TASK DETAILS = Say how many lines in the material below contain the word "Size", giving the number alone.

RECORDS SUPPLIED =

::::::::

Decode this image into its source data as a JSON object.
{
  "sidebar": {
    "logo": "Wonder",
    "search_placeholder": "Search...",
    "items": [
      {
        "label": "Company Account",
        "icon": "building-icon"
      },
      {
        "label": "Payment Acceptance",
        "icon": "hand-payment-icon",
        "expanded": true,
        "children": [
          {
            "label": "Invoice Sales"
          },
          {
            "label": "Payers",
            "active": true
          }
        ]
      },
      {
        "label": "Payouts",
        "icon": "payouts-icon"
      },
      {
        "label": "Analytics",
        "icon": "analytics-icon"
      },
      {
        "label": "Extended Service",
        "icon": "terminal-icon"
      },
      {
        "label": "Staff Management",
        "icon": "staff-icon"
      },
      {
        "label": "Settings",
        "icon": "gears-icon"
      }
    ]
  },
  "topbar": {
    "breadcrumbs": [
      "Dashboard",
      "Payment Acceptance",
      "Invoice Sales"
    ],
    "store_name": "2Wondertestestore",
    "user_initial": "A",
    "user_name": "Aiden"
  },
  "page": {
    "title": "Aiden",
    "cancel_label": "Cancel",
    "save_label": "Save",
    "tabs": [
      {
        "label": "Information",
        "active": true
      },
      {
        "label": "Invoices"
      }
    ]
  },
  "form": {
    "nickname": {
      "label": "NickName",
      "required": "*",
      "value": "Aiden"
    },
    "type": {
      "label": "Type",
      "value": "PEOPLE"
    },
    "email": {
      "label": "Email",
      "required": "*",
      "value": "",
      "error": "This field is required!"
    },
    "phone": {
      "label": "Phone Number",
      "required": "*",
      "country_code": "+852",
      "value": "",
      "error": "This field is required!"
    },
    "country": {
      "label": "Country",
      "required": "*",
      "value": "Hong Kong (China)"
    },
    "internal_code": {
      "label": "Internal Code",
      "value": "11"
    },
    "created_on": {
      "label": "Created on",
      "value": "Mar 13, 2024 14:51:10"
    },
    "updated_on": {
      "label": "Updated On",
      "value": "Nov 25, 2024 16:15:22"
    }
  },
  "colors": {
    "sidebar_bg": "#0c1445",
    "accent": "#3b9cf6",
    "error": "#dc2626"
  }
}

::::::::

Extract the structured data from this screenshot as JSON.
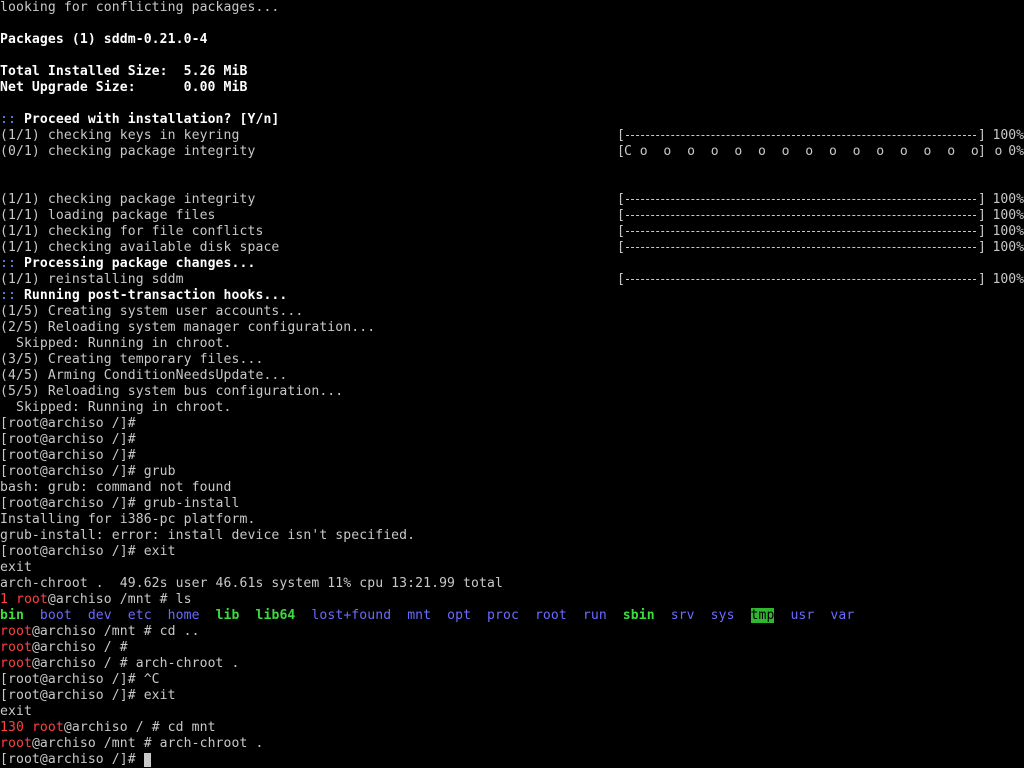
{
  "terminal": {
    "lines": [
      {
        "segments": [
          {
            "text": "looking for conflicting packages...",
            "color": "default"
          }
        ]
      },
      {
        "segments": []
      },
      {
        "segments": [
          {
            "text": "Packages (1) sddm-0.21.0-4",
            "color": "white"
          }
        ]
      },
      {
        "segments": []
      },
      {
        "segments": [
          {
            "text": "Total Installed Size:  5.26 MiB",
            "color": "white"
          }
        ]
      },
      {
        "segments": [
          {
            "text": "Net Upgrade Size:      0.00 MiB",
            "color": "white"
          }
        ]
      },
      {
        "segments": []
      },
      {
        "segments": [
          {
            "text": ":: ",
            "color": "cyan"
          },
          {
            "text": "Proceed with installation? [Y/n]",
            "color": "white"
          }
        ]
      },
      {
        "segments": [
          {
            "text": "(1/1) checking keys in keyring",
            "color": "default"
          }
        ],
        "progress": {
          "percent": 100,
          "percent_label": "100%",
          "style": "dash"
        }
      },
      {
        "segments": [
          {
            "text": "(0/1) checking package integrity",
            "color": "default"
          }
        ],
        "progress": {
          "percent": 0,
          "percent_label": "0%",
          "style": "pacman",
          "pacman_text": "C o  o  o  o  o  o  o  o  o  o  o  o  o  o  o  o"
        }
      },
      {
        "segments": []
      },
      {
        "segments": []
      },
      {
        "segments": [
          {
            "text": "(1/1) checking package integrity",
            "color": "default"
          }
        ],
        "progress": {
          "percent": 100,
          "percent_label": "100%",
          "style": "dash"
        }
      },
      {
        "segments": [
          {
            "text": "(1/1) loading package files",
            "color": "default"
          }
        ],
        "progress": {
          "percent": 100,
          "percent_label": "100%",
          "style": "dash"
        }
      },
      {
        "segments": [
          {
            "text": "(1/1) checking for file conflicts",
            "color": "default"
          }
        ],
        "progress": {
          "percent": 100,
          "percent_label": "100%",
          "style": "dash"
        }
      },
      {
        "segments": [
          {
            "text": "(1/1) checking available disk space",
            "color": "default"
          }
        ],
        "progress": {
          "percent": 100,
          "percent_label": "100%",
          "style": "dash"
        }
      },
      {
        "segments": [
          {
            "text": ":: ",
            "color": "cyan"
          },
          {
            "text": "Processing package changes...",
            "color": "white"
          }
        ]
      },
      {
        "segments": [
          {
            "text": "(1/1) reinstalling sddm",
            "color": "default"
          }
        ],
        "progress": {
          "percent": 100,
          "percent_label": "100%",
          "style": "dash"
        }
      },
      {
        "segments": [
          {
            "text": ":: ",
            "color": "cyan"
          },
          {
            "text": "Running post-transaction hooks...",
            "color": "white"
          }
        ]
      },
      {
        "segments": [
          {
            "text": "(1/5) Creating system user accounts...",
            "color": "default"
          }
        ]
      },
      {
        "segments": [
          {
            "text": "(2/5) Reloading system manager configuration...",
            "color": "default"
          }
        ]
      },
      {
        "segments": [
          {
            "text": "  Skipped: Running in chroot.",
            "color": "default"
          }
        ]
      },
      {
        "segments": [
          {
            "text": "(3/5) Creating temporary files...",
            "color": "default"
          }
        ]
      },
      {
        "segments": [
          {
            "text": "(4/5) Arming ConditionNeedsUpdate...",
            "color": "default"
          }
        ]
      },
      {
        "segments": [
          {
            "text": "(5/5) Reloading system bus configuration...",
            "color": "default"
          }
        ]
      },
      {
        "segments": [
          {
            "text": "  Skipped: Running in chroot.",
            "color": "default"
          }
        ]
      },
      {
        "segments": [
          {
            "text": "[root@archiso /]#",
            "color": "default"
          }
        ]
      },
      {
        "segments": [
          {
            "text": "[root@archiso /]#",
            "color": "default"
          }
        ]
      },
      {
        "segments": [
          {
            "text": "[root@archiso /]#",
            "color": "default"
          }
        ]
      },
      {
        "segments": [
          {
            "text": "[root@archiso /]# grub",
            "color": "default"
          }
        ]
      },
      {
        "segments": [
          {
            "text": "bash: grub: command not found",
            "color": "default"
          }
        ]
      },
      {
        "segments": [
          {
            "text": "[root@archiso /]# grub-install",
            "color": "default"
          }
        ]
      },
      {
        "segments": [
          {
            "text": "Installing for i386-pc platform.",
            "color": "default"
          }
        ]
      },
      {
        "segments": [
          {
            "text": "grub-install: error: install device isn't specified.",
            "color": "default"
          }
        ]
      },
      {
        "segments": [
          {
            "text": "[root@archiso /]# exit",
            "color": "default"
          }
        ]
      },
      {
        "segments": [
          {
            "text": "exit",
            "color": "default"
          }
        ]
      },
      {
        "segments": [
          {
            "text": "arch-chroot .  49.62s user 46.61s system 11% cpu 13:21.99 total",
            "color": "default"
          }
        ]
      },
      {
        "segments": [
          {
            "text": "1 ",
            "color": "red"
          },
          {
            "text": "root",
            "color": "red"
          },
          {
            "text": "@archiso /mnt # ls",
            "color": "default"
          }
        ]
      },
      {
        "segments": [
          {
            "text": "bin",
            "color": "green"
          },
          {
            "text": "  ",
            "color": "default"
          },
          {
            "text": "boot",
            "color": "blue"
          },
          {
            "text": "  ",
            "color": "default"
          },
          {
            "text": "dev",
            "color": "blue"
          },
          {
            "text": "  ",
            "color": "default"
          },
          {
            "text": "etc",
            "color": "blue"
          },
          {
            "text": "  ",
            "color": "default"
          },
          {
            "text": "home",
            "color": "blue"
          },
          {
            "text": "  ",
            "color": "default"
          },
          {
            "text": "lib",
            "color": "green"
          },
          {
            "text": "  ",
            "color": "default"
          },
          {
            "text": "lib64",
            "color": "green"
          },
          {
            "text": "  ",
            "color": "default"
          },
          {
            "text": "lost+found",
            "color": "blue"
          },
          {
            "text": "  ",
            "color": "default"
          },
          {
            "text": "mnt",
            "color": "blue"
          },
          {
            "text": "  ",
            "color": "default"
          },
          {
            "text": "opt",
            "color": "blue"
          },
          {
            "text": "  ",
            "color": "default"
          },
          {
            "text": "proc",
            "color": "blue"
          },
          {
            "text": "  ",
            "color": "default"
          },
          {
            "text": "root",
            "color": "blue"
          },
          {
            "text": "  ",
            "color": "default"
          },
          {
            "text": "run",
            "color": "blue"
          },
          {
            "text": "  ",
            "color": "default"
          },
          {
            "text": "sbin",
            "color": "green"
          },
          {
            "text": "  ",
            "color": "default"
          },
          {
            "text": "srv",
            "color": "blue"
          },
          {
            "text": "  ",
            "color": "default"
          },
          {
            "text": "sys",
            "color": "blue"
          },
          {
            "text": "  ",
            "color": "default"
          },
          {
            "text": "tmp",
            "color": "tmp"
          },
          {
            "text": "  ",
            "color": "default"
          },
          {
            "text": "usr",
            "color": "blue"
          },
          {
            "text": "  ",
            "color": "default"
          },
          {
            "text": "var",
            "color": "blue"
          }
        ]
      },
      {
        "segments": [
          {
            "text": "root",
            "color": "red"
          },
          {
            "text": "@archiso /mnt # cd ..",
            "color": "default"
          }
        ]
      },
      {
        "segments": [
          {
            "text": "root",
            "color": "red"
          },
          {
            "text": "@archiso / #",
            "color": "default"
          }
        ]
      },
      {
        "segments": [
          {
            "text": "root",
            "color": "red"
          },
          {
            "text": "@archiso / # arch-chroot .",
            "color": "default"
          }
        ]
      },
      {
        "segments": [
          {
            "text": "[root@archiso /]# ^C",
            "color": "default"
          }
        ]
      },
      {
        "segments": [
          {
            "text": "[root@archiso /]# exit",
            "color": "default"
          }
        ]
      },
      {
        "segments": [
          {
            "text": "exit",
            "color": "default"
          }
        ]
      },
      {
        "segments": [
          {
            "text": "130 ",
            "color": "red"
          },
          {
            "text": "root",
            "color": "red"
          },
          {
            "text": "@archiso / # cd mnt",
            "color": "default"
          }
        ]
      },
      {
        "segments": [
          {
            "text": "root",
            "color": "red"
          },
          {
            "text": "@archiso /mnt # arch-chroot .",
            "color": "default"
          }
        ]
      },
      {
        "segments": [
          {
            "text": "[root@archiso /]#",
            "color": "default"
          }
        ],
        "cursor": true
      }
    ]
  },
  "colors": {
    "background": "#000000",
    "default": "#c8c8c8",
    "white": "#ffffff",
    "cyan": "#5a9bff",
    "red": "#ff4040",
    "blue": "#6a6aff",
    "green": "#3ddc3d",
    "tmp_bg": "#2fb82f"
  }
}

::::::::

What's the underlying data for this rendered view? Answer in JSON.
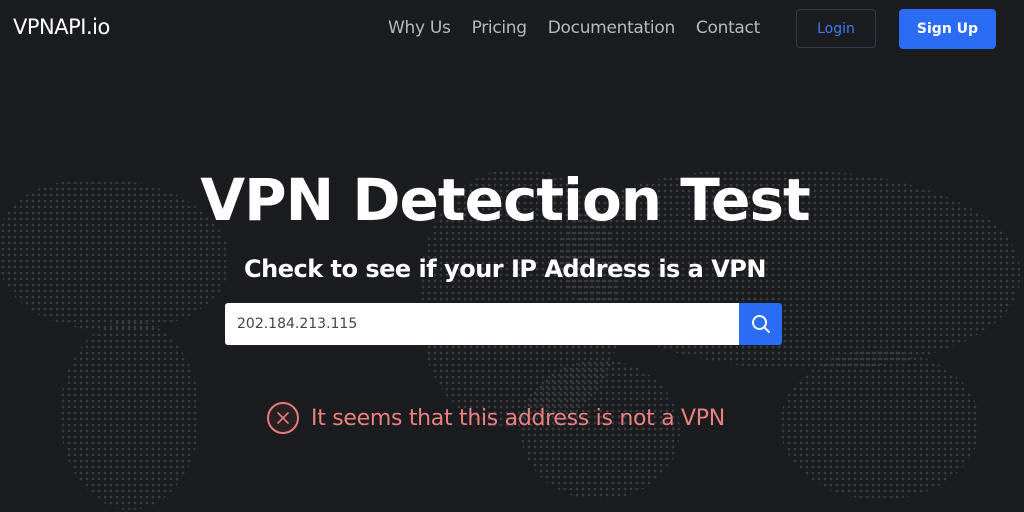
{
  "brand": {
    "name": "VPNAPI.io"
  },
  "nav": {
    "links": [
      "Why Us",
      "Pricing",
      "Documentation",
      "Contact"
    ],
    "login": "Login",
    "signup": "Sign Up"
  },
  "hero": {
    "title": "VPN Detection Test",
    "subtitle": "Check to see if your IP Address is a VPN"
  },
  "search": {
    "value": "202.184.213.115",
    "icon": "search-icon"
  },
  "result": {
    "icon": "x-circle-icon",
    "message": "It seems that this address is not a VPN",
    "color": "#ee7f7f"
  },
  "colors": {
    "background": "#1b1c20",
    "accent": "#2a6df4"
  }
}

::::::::

REPLY = 2